I think you should stay at home ! If you can afford this, I made the decision to stay at home with my children till they are both in school. It can be a financial burden at times but soooo worth it in the long run! I cant imagine missing all the milestones, 1st step, 1st time spitting out solid food, 1st time swimming etc. Again it can be a financial burden at times, but in my opinion worth every struggle.
J.P. answers from New York on October 25, 2009
I think maybe you need to take advantage of the FMLA which is unpaid 3 month leave from work which you figure bout an acceptable childcare arrangement for your son. Yes the silent treatment is immature and that is another issue that you will have to figure out.
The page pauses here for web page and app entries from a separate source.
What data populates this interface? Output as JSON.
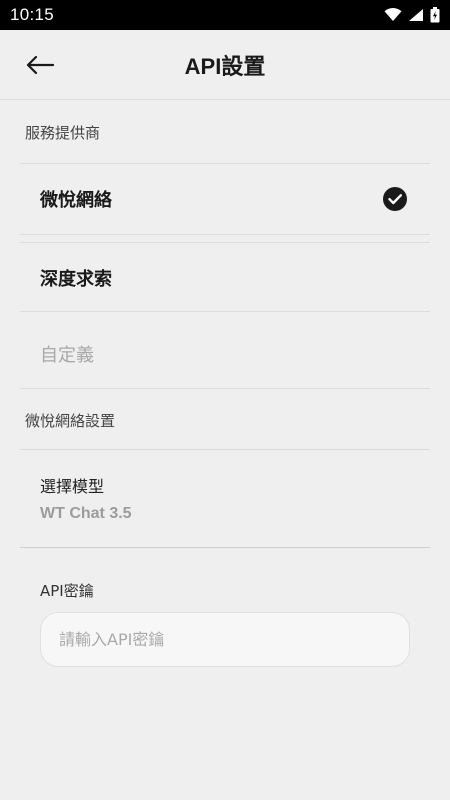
{
  "status_bar": {
    "time": "10:15"
  },
  "app_bar": {
    "title": "API設置"
  },
  "provider_section": {
    "header": "服務提供商",
    "options": [
      {
        "label": "微悅網絡",
        "selected": true,
        "enabled": true
      },
      {
        "label": "深度求索",
        "selected": false,
        "enabled": true
      },
      {
        "label": "自定義",
        "selected": false,
        "enabled": false
      }
    ]
  },
  "settings_section": {
    "header": "微悅網絡設置",
    "model_label": "選擇模型",
    "model_value": "WT Chat 3.5"
  },
  "api_key": {
    "label": "API密鑰",
    "placeholder": "請輸入API密鑰",
    "value": ""
  },
  "icons": {
    "back": "arrow-left-icon",
    "check": "check-circle-icon",
    "wifi": "wifi-icon",
    "signal": "signal-icon",
    "battery": "battery-icon"
  },
  "colors": {
    "background": "#efefef",
    "status_bar": "#000000",
    "disabled_text": "#a8a8a8",
    "check": "#1a1a1a"
  }
}
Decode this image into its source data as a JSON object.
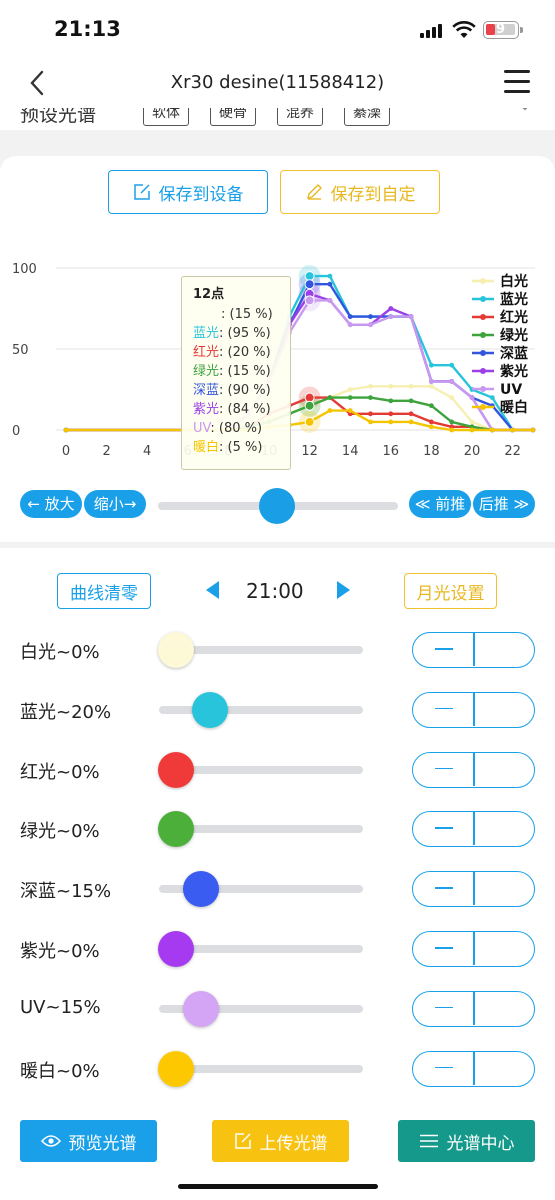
{
  "status": {
    "time": "21:13",
    "battery": "9"
  },
  "nav": {
    "title": "Xr30 desine(11588412)"
  },
  "preset": {
    "label": "预设光谱",
    "chips": [
      "软体",
      "硬骨",
      "混养",
      "綦澡"
    ]
  },
  "actions": {
    "save_device": "保存到设备",
    "save_custom": "保存到自定"
  },
  "chart_data": {
    "type": "line",
    "x_ticks": [
      0,
      2,
      4,
      6,
      8,
      10,
      12,
      14,
      16,
      18,
      20,
      22
    ],
    "y_ticks": [
      0,
      50,
      100
    ],
    "xlim": [
      0,
      23
    ],
    "ylim": [
      0,
      100
    ],
    "legend_position": "right",
    "series": [
      {
        "name": "白光",
        "color": "#f5efb0",
        "x": [
          0,
          8,
          9,
          10,
          11,
          12,
          13,
          14,
          15,
          16,
          17,
          18,
          19,
          20,
          21,
          22,
          23
        ],
        "y": [
          0,
          0,
          3,
          7,
          10,
          15,
          20,
          25,
          27,
          27,
          27,
          27,
          20,
          5,
          0,
          0,
          0
        ]
      },
      {
        "name": "蓝光",
        "color": "#27c4dc",
        "x": [
          0,
          8,
          9,
          10,
          11,
          12,
          13,
          14,
          15,
          16,
          17,
          18,
          19,
          20,
          21,
          22,
          23
        ],
        "y": [
          0,
          0,
          10,
          30,
          70,
          95,
          95,
          70,
          70,
          70,
          70,
          40,
          40,
          25,
          20,
          0,
          0
        ]
      },
      {
        "name": "红光",
        "color": "#e53935",
        "x": [
          0,
          8,
          9,
          10,
          11,
          12,
          13,
          14,
          15,
          16,
          17,
          18,
          19,
          20,
          21,
          22,
          23
        ],
        "y": [
          0,
          0,
          2,
          10,
          15,
          20,
          20,
          10,
          10,
          10,
          10,
          5,
          2,
          2,
          0,
          0,
          0
        ]
      },
      {
        "name": "绿光",
        "color": "#3da33d",
        "x": [
          0,
          8,
          9,
          10,
          11,
          12,
          13,
          14,
          15,
          16,
          17,
          18,
          19,
          20,
          21,
          22,
          23
        ],
        "y": [
          0,
          0,
          2,
          5,
          10,
          15,
          20,
          20,
          20,
          18,
          18,
          15,
          5,
          2,
          0,
          0,
          0
        ]
      },
      {
        "name": "深蓝",
        "color": "#3355dd",
        "x": [
          0,
          8,
          9,
          10,
          11,
          12,
          13,
          14,
          15,
          16,
          17,
          18,
          19,
          20,
          21,
          22,
          23
        ],
        "y": [
          0,
          0,
          10,
          30,
          65,
          90,
          90,
          70,
          70,
          70,
          70,
          30,
          30,
          20,
          15,
          0,
          0
        ]
      },
      {
        "name": "紫光",
        "color": "#9b3fe8",
        "x": [
          0,
          8,
          9,
          10,
          11,
          12,
          13,
          14,
          15,
          16,
          17,
          18,
          19,
          20,
          21,
          22,
          23
        ],
        "y": [
          0,
          0,
          10,
          30,
          65,
          84,
          80,
          65,
          65,
          75,
          70,
          30,
          30,
          20,
          0,
          0,
          0
        ]
      },
      {
        "name": "UV",
        "color": "#c79af0",
        "x": [
          0,
          8,
          9,
          10,
          11,
          12,
          13,
          14,
          15,
          16,
          17,
          18,
          19,
          20,
          21,
          22,
          23
        ],
        "y": [
          0,
          0,
          10,
          30,
          60,
          80,
          80,
          65,
          65,
          70,
          70,
          30,
          30,
          20,
          0,
          0,
          0
        ]
      },
      {
        "name": "暖白",
        "color": "#f5c400",
        "x": [
          0,
          8,
          9,
          10,
          11,
          12,
          13,
          14,
          15,
          16,
          17,
          18,
          19,
          20,
          21,
          22,
          23
        ],
        "y": [
          0,
          0,
          0,
          2,
          3,
          5,
          12,
          12,
          5,
          5,
          5,
          2,
          0,
          0,
          0,
          0,
          0
        ]
      }
    ],
    "tooltip": {
      "title": "12点",
      "rows": [
        {
          "name": "",
          "value": ": (15 %)"
        },
        {
          "name": "蓝光",
          "value": ": (95 %)"
        },
        {
          "name": "红光",
          "value": ": (20 %)"
        },
        {
          "name": "绿光",
          "value": ": (15 %)"
        },
        {
          "name": "深蓝",
          "value": ": (90 %)"
        },
        {
          "name": "紫光",
          "value": ": (84 %)"
        },
        {
          "name": "UV",
          "value": ": (80 %)"
        },
        {
          "name": "暖白",
          "value": ": (5 %)"
        }
      ]
    }
  },
  "zoom": {
    "zoom_in": "← 放大",
    "zoom_out": "缩小→",
    "forward": "≪ 前推",
    "backward": "后推 ≫",
    "position": 0.5
  },
  "controls": {
    "clear": "曲线清零",
    "time": "21:00",
    "moon": "月光设置"
  },
  "channels": [
    {
      "label": "白光~0%",
      "value": 0,
      "color": "#fdf8d6"
    },
    {
      "label": "蓝光~20%",
      "value": 20,
      "color": "#27c4dc"
    },
    {
      "label": "红光~0%",
      "value": 0,
      "color": "#f03a3a"
    },
    {
      "label": "绿光~0%",
      "value": 0,
      "color": "#4caf3a"
    },
    {
      "label": "深蓝~15%",
      "value": 15,
      "color": "#3a5cf0"
    },
    {
      "label": "紫光~0%",
      "value": 0,
      "color": "#a63af0"
    },
    {
      "label": "UV~15%",
      "value": 15,
      "color": "#d4a4f5"
    },
    {
      "label": "暖白~0%",
      "value": 0,
      "color": "#fdc800"
    }
  ],
  "bottom": {
    "preview": "预览光谱",
    "upload": "上传光谱",
    "center": "光谱中心"
  },
  "colors": {
    "accent": "#1aa0e8",
    "yellow": "#f7c210",
    "teal": "#14998a"
  }
}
However if my husband threatened me with divorce for yanking our girls out of our childcare arrangement and sending them to live elsewhere all week without his permission he would be entirely within his rights as a loving father!
Look, one of you just may have to give up your career if no childcare arrangement will ever be acceptable. No one will ever be perfect, I get this. I work fulltime and have a nanny that we like but there are certainly things we don't always agree with. Either you can work with a situation or you can't. Maybe you just can't right now. Good luck and I hope you reach an agreement.